In response to the results of the EU referendum, the UK invoked Article 50 of the EU’s Lisbon Treaty on 29th March 2017. In doing so, the UK made its break from the EU official. The UK then had two years to negotiate a departure with the other member states and was officially due to leave on 29th March 2019. However, British MPs failed to come to a unanimous decision and the Article 50 process was extended to 12th April 2019 and then subsequently, a further six months, to 31st October 2019. As things stand, the UK is set to leave the EU on 31st October, unless a withdrawal agreement is ratified by both the UK and the EU before this date; as a result of which, the UK would leave before the deadline.

Until the UK’s exit becomes legal, the UK is still subject to EU laws. What will happened between now and then is completely up in the air. There is support for a second referendum, talks of extending the October deadline and even advocates for a no-deal Brexit (to leave the EU immediately and without any agreements in place). At the moment, the UK’s future in the EU is unknown.

Did you enjoy reading this article? Test your reading skills by completing our comprehension quiz below.

BREXIT – What is it? | Reading Comprehension

Either select an answer from the options or type it in the box.

Would you like to continue practicing learning English? Click here to access some of our other reading comprehensions.

5 “Italian” dishes that you won’t find in Italy!

Clicca qui per la versione italiana.

Italy is known and loved for its flavourful and regionally diverse cuisine, especially for its pizza and pasta dishes. Italian cuisine is undoubtedly one of the world’s favourite cuisines. In fact, A YouGov survey revealed that 86% of all those surveyed ranked Italian food as their all-time favourite!* It is so popular that other countries have created their own “Italian” dishes. The team at Scrambled Eggs English School in Milano has put together a list of the top 5 “Italian” dishes that you won’t find in Italy! Prepared to be amazed!

Panini

First up, we have the “panini.” A panini is a grilled or toasted sandwich filled with deli ingredients, from bacon, brie and cranberry to chicken pesto and anything in between! This is a very popular lunch choice in the UK and served in most cafés. However, in Italian the word panini means sandwiches. So, if you ordered panini in Italy, you would simply get some normal sandwiches.

Spaghetti Carbonara with cream

Next up, we have Spaghetti “Carbonara” made with cream. This is personally one of my favourite “Italian” dishes. A true Carbonara however, a dish which originates from Rome, can only be made from eggs! The traditional ingredients also include guanciale, pecorino Romano and black pepper.
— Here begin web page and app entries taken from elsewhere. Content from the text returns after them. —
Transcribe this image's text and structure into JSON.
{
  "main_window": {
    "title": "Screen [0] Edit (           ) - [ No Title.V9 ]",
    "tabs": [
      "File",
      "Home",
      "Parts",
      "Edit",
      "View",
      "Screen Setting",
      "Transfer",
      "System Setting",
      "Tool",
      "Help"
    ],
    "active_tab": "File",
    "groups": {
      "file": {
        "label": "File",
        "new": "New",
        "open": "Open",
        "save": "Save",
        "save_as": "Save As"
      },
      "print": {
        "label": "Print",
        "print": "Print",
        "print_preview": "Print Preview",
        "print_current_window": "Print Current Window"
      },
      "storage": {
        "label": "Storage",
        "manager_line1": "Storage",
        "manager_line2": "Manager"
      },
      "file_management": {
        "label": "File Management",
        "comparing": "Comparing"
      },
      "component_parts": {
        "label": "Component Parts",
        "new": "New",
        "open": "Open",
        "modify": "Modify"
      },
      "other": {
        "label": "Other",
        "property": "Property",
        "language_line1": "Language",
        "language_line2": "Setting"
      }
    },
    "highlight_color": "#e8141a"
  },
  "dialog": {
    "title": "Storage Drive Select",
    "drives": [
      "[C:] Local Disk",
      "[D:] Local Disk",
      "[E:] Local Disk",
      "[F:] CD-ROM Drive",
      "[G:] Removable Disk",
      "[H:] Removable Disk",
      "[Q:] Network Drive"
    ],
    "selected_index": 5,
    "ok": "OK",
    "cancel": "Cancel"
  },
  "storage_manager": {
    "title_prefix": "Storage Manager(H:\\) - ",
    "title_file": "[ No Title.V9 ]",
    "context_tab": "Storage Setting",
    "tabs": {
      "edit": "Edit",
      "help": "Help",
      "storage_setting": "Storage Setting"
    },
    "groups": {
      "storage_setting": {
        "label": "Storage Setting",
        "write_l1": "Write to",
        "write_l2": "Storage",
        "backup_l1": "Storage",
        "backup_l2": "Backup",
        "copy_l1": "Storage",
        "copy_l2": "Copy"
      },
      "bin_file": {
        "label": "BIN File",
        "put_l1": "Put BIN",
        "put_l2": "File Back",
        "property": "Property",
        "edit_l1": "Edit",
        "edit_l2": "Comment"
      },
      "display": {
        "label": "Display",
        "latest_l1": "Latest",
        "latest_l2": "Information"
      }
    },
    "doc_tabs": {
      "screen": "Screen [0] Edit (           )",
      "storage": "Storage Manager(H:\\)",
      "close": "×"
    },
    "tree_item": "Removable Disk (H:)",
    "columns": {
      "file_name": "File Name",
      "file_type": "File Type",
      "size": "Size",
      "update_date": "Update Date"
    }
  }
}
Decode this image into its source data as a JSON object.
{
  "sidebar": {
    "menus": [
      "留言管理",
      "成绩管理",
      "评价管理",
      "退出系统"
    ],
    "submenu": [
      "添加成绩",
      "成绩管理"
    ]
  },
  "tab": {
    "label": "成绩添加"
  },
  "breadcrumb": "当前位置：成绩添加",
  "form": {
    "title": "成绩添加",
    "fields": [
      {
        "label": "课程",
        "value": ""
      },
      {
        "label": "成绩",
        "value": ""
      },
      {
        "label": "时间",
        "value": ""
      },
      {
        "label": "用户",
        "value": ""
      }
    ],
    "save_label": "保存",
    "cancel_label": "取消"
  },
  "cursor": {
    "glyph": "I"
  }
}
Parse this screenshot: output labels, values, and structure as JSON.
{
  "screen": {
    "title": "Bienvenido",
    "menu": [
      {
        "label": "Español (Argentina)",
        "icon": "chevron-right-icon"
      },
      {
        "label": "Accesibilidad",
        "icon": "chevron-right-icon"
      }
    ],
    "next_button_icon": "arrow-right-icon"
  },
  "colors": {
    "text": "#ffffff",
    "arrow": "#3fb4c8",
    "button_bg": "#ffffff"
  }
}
Garlic bread

Garlic bread is another super popular “Italian” dish that you can find in a lot of Italian restaurants outside of Italy. Sometimes it is served with caramelized onions on top and often the bread used to make it is baguette, which originates from France! In Italy, you will only find garlic on bread when it is used to make bruschetta.
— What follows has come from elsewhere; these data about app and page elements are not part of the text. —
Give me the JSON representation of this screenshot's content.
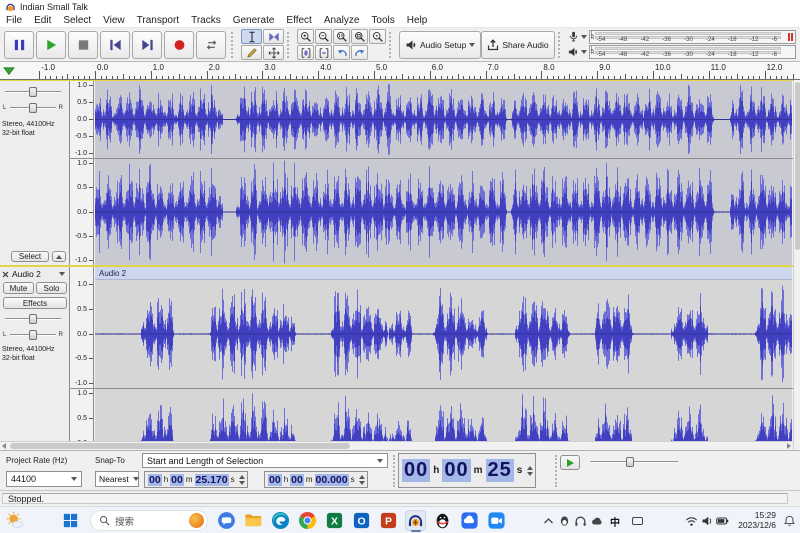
{
  "window": {
    "title": "Indian Small Talk"
  },
  "menu": {
    "items": [
      "File",
      "Edit",
      "Select",
      "View",
      "Transport",
      "Tracks",
      "Generate",
      "Effect",
      "Analyze",
      "Tools",
      "Help"
    ]
  },
  "toolbar": {
    "audio_setup_label": "Audio Setup",
    "share_audio_label": "Share Audio",
    "meters": {
      "scale": [
        "-54",
        "-48",
        "-42",
        "-36",
        "-30",
        "-24",
        "-18",
        "-12",
        "-6"
      ],
      "channels": [
        "L",
        "R"
      ]
    }
  },
  "ruler": {
    "pre_label": "-1.0",
    "labels": [
      "0.0",
      "1.0",
      "2.0",
      "3.0",
      "4.0",
      "5.0",
      "6.0",
      "7.0",
      "8.0",
      "9.0",
      "10.0",
      "11.0",
      "12.0"
    ]
  },
  "track_controls": {
    "pan_left": "L",
    "pan_right": "R"
  },
  "tracks": [
    {
      "info_line1": "Stereo, 44100Hz",
      "info_line2": "32-bit float",
      "select_label": "Select",
      "selected": true,
      "scale": [
        "1.0",
        "0.5",
        "0.0",
        "-0.5",
        "-1.0"
      ],
      "bursts": [
        [
          0.02,
          0.38,
          0.75
        ],
        [
          0.44,
          1.12,
          0.9
        ],
        [
          1.18,
          1.62,
          0.7
        ],
        [
          1.66,
          2.22,
          0.85
        ],
        [
          2.58,
          3.2,
          0.9
        ],
        [
          3.24,
          3.9,
          0.95
        ],
        [
          3.94,
          4.62,
          0.8
        ],
        [
          4.66,
          5.3,
          0.9
        ],
        [
          5.34,
          5.9,
          0.7
        ],
        [
          5.94,
          6.6,
          0.9
        ],
        [
          6.64,
          7.32,
          0.8
        ],
        [
          7.52,
          8.2,
          0.9
        ],
        [
          8.24,
          8.9,
          0.75
        ],
        [
          8.94,
          9.6,
          0.9
        ],
        [
          9.64,
          10.3,
          0.8
        ],
        [
          10.34,
          11.02,
          0.85
        ],
        [
          11.44,
          12.1,
          0.85
        ],
        [
          12.14,
          12.55,
          0.7
        ]
      ]
    },
    {
      "name": "Audio 2",
      "clip_title": "Audio 2",
      "mute_label": "Mute",
      "solo_label": "Solo",
      "effects_label": "Effects",
      "info_line1": "Stereo, 44100Hz",
      "info_line2": "32-bit float",
      "selected": false,
      "scale": [
        "1.0",
        "0.5",
        "0.0",
        "-0.5",
        "-1.0"
      ],
      "bursts": [
        [
          0.88,
          1.34,
          0.85
        ],
        [
          2.12,
          2.58,
          0.8
        ],
        [
          2.62,
          3.04,
          0.9
        ],
        [
          3.08,
          3.52,
          0.65
        ],
        [
          4.28,
          4.82,
          0.85
        ],
        [
          4.86,
          5.18,
          0.6
        ],
        [
          5.32,
          5.62,
          0.5
        ],
        [
          6.12,
          6.68,
          0.85
        ],
        [
          6.72,
          6.98,
          0.5
        ],
        [
          7.58,
          8.14,
          0.9
        ],
        [
          8.18,
          8.44,
          0.55
        ],
        [
          9.02,
          9.58,
          0.8
        ],
        [
          10.38,
          10.92,
          0.75
        ],
        [
          11.88,
          12.55,
          0.85
        ]
      ]
    }
  ],
  "selection_toolbar": {
    "project_rate_label": "Project Rate (Hz)",
    "project_rate_value": "44100",
    "snap_label": "Snap-To",
    "snap_value": "Nearest",
    "selection_mode": "Start and Length of Selection",
    "selection_start": {
      "h": "00",
      "m": "00",
      "s": "25.170"
    },
    "selection_length": {
      "h": "00",
      "m": "00",
      "s": "00.000"
    },
    "position": {
      "h": "00",
      "m": "00",
      "s": "25"
    },
    "units": {
      "h": "h",
      "m": "m",
      "s": "s"
    }
  },
  "status_bar": {
    "text": "Stopped."
  },
  "taskbar": {
    "search_text": "搜索",
    "ime_indicator": "中",
    "clock_time": "15:29",
    "clock_date": "2023/12/6",
    "glyphs": {
      "excel": "X",
      "outlook": "O",
      "powerpoint": "P"
    },
    "app_icons": [
      "chat",
      "file-explorer",
      "edge",
      "chrome",
      "excel",
      "outlook",
      "powerpoint",
      "audacity",
      "qq",
      "cloud-drive",
      "video-meeting"
    ]
  },
  "colors": {
    "waveform_outer": "#6f6fd8",
    "waveform_inner": "#4040c0",
    "waveform_center_line": "#32329a",
    "track_bg_selected": "#c9c9d2",
    "track_bg": "#d6d6d6",
    "selected_track_border": "#e4d44a",
    "play_green": "#2aa52a",
    "record_red": "#d42222",
    "time_digit_bg": "#a3b7e8",
    "time_digit_fg": "#14145e"
  }
}
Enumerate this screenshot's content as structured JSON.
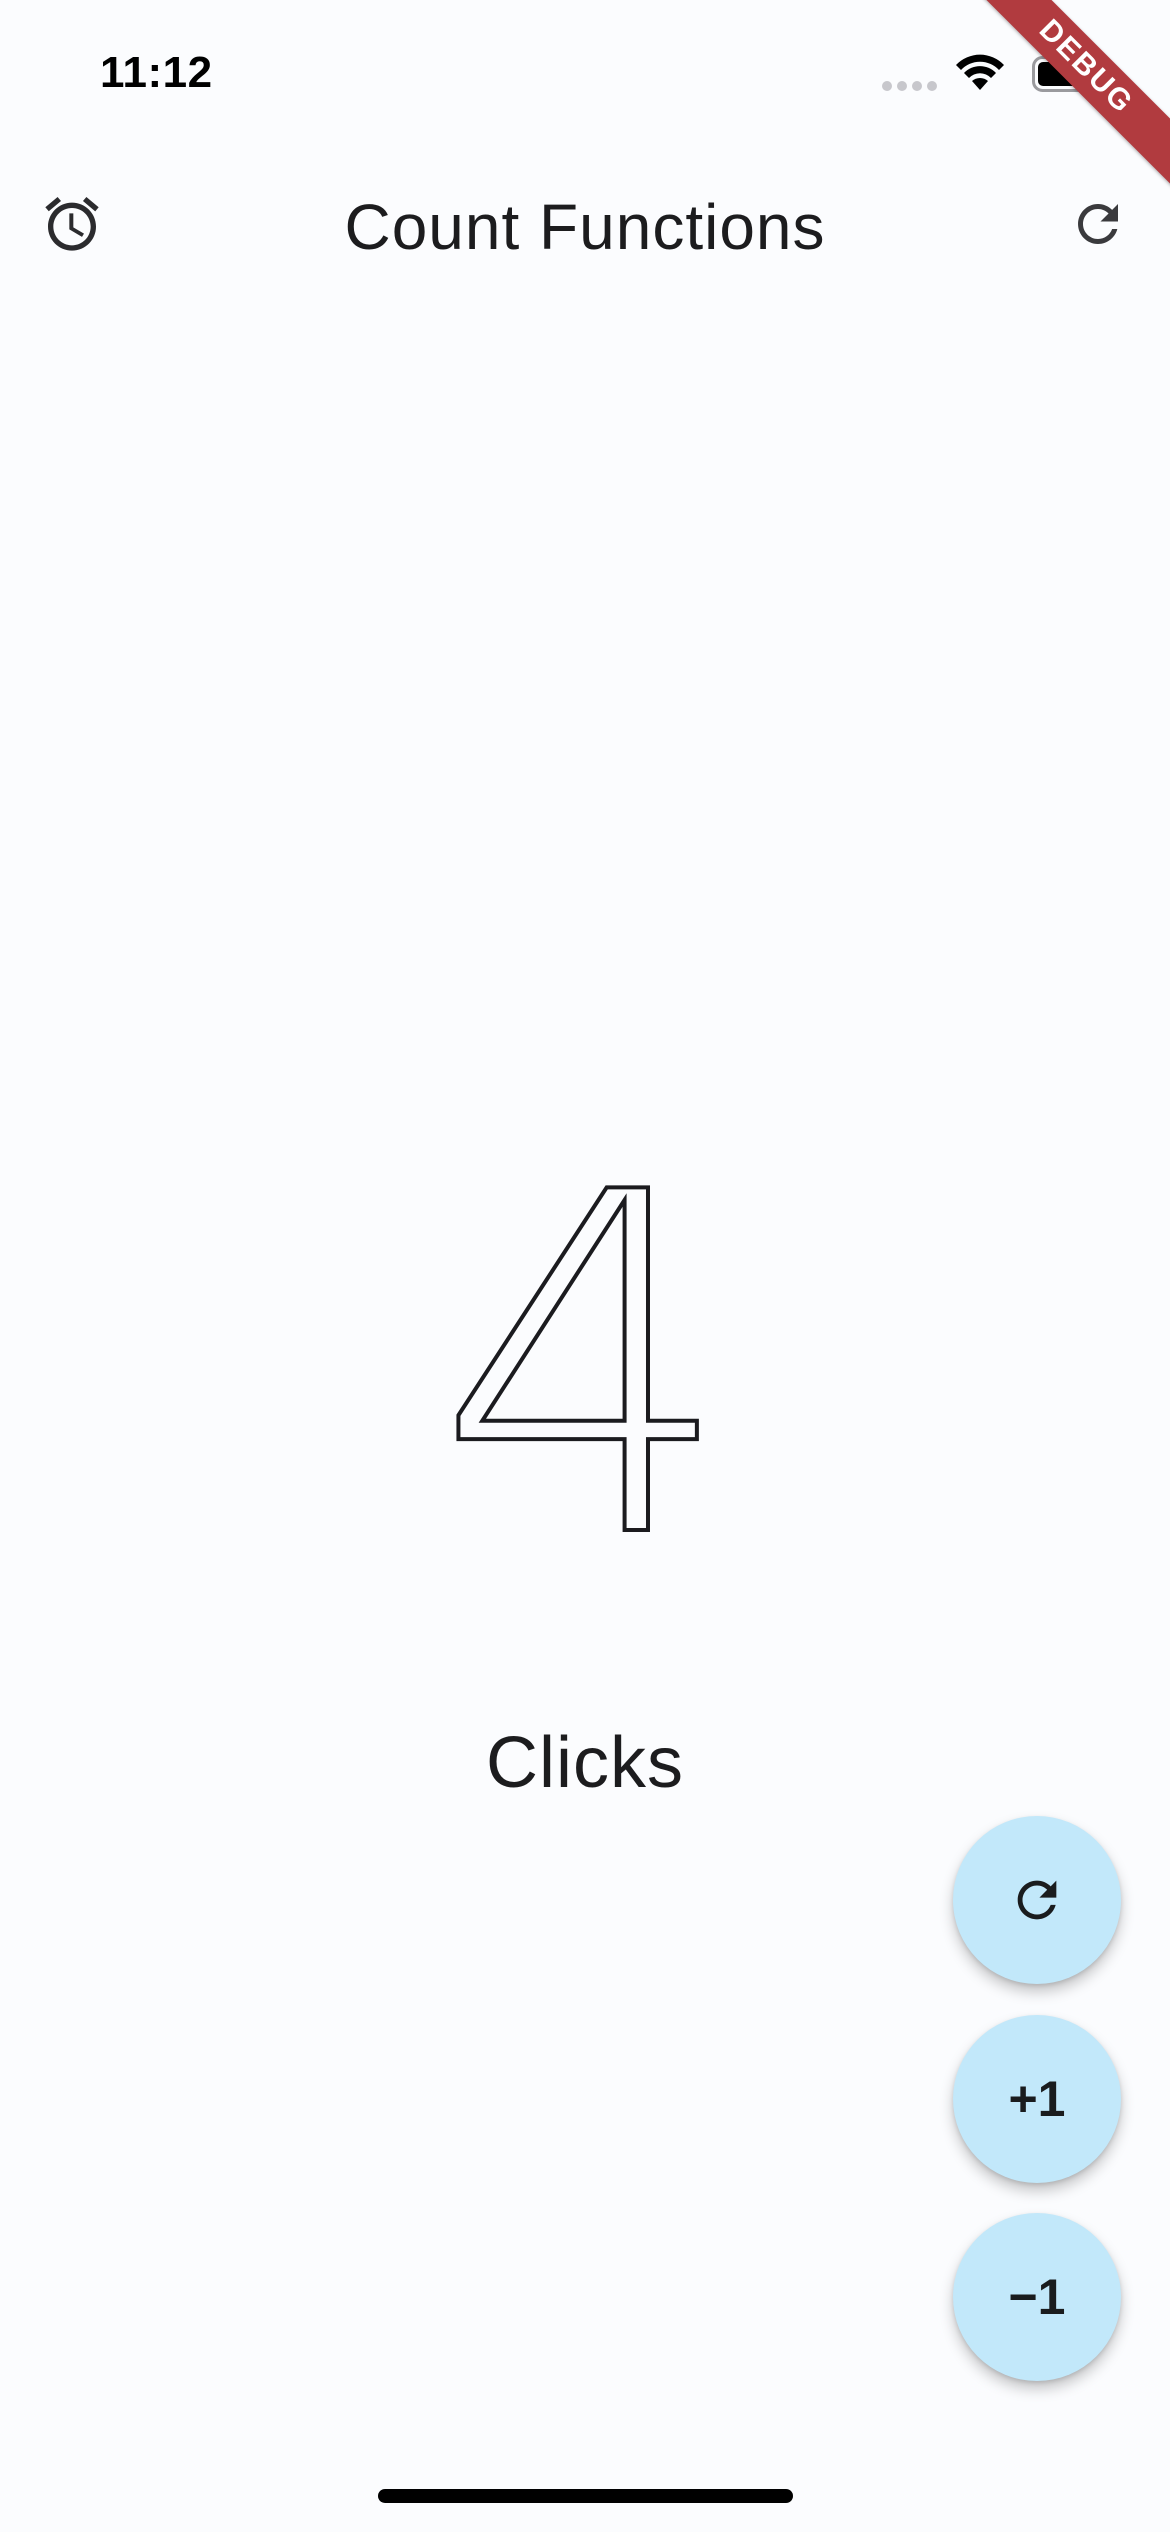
{
  "status_bar": {
    "time": "11:12"
  },
  "app_bar": {
    "title": "Count Functions",
    "left_icon": "alarm-icon",
    "right_icon": "refresh-icon"
  },
  "counter": {
    "value": "4",
    "label": "Clicks"
  },
  "fabs": {
    "reset_icon": "refresh-icon",
    "plus_label": "+1",
    "minus_label": "−1"
  },
  "debug_banner": {
    "label": "DEBUG"
  },
  "colors": {
    "background": "#fbfcfe",
    "fab": "#c2e8fa",
    "debug_ribbon": "#b13b3f"
  }
}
Pepperoni Pizza

Next on the list is pepperoni pizza. “Pepperoni” is one of the most popular pizza toppings in both the USA and the UK. There’s just one problem: we know and love pepperoni as spicy salami slices, but in Italian pepperoni means peppers! So, if you order a pepperoni pizza in Italy, you’ll get a pizza full of peppers. Instead, ask for salame piccante.

Ham and Pineapple Pizza

Last but not least, ham and pineapple pizza, also known as Hawaiian pizza, is 100% not Italian. Ham and pineapple pizza in fact originates from Canada! The story goes that Sam Panopoulos, a young restaurant owner originally from Greece, decided to put it on his pizza to attract customers to his restaurant.

What do you think of these “Italian” dishes? Which ones would you like to try, or have already tried?

5 “Italian” dishes that you won’t find in Italy: Reading Comprehension Quiz

After reading, click here to take a test and check your comprehension!

*Over 25,000 people from 24 global locations were surveyed and asked which out of 34 different national cuisines was their favourite.